“Homeopathy is not science”
There are critics who claim that homeopathy is ‘pseudoscience’ and only non-scientists are interested in the subject.
In fact, scientists in highly respected universities, research institutions and hospitals around the world are carrying out research into homeopathy using the same research techniques as those used to investigate conventional medical treatments.
Homeopathy research is a relatively new field, but the number of articles published in peer reviewed journals has risen significantly over the past 40 years.
This lag behind conventional medicine is hardly surprising when one considers the lack of funding available e.g. in the UK less than 0.0085% of the medical research budget is spent on research into complementary and alternative medicines.1
International Research Conferences
The inaugural HRI International Homeopathy Research Conference was held in Barcelona in June 2013. The programmed included presentations by 5 Professors and 40 doctors (PhDs or medics) from over 20 countries, covering clinical, experimental and veterinary research. Abstracts, filmed presentations and the conference report can be viewed here.
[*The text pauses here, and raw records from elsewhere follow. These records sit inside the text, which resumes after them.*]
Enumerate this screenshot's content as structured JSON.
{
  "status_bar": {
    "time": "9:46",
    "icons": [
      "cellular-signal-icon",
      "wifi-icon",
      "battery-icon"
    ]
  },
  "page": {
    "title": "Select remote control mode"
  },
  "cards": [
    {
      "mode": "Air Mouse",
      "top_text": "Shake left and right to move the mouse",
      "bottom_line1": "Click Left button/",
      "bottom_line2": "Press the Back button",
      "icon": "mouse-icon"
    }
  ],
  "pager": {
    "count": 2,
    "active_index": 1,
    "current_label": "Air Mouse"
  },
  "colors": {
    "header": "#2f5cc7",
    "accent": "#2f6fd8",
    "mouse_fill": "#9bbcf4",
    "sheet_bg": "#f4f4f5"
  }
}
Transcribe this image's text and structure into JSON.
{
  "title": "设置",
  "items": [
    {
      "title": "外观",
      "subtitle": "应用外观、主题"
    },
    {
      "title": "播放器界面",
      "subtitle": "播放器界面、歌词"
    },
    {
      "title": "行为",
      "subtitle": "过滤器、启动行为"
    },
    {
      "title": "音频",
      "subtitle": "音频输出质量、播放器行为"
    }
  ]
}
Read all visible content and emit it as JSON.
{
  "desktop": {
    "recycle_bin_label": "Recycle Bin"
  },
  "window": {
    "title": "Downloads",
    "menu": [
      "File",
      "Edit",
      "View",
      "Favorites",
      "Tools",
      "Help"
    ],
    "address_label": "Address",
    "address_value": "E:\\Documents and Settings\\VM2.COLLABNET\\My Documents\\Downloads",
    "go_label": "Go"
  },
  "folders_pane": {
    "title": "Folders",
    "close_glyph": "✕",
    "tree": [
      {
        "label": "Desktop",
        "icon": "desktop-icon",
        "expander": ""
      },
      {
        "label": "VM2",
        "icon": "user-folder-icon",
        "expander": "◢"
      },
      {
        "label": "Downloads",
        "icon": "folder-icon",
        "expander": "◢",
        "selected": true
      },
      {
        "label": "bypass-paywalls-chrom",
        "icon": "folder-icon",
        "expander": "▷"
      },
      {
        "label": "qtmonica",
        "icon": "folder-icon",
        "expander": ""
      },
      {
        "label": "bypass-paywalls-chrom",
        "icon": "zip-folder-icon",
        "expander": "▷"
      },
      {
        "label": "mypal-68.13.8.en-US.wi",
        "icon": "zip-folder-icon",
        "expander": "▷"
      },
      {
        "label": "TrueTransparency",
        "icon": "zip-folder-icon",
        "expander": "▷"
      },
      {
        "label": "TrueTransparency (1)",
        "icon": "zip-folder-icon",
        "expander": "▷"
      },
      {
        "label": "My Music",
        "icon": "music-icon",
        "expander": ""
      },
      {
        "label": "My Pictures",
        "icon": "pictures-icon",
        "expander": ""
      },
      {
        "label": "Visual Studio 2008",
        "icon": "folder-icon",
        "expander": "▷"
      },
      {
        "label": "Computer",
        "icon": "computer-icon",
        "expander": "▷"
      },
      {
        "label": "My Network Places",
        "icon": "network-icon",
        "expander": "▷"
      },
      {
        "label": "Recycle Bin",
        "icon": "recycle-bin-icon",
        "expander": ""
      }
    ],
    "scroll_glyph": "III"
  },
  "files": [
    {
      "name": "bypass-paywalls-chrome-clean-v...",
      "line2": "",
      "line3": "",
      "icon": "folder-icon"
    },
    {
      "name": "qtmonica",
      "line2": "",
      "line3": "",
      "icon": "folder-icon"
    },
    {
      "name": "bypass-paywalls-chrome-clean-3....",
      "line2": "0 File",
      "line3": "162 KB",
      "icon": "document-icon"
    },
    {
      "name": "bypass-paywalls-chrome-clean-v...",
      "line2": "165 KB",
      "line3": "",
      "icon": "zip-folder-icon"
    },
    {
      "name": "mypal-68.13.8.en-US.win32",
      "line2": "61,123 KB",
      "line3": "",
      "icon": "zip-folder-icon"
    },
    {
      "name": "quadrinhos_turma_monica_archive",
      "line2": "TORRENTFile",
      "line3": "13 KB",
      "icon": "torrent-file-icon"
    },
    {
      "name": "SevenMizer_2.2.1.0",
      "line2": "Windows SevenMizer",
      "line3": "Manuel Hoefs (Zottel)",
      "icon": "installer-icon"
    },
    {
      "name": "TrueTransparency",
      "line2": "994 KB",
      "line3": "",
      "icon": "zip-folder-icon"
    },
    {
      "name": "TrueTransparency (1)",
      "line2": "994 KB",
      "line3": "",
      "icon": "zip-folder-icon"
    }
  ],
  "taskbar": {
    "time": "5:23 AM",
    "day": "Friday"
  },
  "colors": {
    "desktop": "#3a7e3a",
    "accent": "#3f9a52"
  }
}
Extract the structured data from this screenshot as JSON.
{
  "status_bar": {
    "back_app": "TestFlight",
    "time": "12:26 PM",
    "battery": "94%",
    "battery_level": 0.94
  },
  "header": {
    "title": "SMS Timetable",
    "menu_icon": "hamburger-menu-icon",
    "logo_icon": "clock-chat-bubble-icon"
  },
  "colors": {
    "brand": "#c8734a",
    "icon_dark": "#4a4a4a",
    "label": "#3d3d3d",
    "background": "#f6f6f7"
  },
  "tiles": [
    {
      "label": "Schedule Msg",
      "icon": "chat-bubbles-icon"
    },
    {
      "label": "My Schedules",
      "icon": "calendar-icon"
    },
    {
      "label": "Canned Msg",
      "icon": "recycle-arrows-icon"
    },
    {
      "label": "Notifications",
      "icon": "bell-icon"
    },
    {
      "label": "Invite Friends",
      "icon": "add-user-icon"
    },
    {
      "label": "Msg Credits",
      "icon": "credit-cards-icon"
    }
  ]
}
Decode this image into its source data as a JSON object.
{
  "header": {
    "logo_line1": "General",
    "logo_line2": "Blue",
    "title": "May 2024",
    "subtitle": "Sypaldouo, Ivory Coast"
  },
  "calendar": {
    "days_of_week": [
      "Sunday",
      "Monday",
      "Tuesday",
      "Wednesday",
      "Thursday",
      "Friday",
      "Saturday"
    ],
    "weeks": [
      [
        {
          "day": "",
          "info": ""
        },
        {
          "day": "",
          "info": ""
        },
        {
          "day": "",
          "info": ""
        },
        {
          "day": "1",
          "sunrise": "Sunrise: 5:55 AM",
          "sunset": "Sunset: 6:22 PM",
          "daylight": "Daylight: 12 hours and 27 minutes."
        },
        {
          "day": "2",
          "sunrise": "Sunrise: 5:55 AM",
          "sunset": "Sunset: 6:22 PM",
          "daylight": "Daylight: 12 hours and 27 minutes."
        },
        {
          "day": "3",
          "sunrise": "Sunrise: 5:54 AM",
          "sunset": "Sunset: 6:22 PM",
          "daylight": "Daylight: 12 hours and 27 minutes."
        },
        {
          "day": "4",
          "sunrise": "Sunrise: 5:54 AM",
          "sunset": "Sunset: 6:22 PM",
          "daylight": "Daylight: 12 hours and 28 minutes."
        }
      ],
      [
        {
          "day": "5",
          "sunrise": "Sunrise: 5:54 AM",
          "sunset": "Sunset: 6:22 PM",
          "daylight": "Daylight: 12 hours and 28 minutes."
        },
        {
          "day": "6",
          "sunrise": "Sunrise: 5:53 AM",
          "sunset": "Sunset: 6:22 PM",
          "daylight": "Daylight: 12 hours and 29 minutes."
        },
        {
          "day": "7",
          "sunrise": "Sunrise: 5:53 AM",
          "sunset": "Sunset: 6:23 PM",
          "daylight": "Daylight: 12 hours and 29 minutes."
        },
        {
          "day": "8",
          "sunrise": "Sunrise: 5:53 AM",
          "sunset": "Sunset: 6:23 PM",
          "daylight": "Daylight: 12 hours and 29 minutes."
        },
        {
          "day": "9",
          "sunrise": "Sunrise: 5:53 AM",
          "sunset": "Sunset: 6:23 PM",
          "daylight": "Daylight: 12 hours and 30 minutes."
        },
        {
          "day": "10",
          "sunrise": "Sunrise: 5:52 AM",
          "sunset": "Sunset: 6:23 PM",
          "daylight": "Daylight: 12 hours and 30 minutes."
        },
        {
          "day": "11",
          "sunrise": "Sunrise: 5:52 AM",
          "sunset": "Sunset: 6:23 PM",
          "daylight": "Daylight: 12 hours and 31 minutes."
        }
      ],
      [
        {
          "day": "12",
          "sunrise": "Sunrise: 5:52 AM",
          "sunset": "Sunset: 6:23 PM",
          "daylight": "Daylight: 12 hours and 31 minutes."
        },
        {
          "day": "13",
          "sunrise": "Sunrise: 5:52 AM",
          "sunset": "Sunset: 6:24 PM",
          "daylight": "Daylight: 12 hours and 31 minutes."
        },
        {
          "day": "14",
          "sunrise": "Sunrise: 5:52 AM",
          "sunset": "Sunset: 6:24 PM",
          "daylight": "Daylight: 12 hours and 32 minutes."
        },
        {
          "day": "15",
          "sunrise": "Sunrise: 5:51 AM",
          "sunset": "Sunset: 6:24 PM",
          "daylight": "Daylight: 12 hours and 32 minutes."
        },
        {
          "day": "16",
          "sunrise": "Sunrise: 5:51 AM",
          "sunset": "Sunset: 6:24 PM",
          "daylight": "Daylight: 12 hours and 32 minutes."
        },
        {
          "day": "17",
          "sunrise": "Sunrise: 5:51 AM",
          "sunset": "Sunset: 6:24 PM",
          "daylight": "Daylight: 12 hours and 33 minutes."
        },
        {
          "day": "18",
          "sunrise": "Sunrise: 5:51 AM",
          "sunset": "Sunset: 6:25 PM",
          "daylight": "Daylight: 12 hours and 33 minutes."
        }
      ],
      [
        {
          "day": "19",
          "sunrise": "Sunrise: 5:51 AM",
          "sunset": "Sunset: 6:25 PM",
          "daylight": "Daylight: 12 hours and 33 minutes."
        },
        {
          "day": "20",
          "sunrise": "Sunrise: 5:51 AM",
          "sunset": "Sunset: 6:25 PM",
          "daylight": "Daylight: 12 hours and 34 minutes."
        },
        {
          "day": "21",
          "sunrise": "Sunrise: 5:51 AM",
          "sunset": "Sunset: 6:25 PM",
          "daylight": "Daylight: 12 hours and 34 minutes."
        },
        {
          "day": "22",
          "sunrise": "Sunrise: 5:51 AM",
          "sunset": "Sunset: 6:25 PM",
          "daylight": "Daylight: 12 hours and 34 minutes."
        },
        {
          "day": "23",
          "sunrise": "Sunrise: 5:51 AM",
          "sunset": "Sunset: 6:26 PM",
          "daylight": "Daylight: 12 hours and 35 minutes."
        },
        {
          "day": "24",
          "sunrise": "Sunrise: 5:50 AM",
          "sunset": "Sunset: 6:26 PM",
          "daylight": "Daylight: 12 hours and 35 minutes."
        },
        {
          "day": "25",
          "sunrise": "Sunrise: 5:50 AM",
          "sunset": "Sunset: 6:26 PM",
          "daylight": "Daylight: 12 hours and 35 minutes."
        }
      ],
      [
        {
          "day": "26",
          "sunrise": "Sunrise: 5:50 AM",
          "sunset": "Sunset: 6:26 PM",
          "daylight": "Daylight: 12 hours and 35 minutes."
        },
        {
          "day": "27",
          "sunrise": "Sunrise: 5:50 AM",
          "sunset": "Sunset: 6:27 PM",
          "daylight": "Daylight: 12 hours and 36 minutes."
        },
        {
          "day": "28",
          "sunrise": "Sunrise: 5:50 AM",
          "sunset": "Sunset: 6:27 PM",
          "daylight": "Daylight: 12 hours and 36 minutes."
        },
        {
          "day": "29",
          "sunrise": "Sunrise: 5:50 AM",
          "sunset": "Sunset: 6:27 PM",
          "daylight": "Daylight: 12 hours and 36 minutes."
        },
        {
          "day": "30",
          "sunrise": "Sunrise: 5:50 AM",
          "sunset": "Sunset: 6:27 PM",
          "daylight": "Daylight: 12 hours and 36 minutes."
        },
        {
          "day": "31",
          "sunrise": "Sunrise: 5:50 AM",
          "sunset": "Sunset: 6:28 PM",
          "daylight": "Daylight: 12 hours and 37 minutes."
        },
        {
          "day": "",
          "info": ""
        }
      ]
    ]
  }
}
The 2nd HRI International Research Conference, held in Rome on 5-7 June 2015, continued the ongoing theme of Cutting Edge Research. The programme included presentations on clinical, fundamental and basic research, by 6 Professors and 28 doctors (PhDs or medics) from 17 countries. The abstracts, filmed presentations and conference report can be viewed here.
So in what way is homeopathy ‘unscientific’?
Well-qualified scientists in respected institutions are now carrying out high quality basic research, clinical research and veterinary research in homeopathy, and are reporting positive results which are published in the peer-reviewed scientific literature. Therefore the only basis for the argument that it is ‘pseudoscience’ is that we do not know how homeopathy works.
Usually, when a phenomenon is observed which cannot be explained by what ‘science’ already knows, this triggers fresh scientific enquiry – it is not dismissed as ‘unscientific’ purely because it has yet to be understood.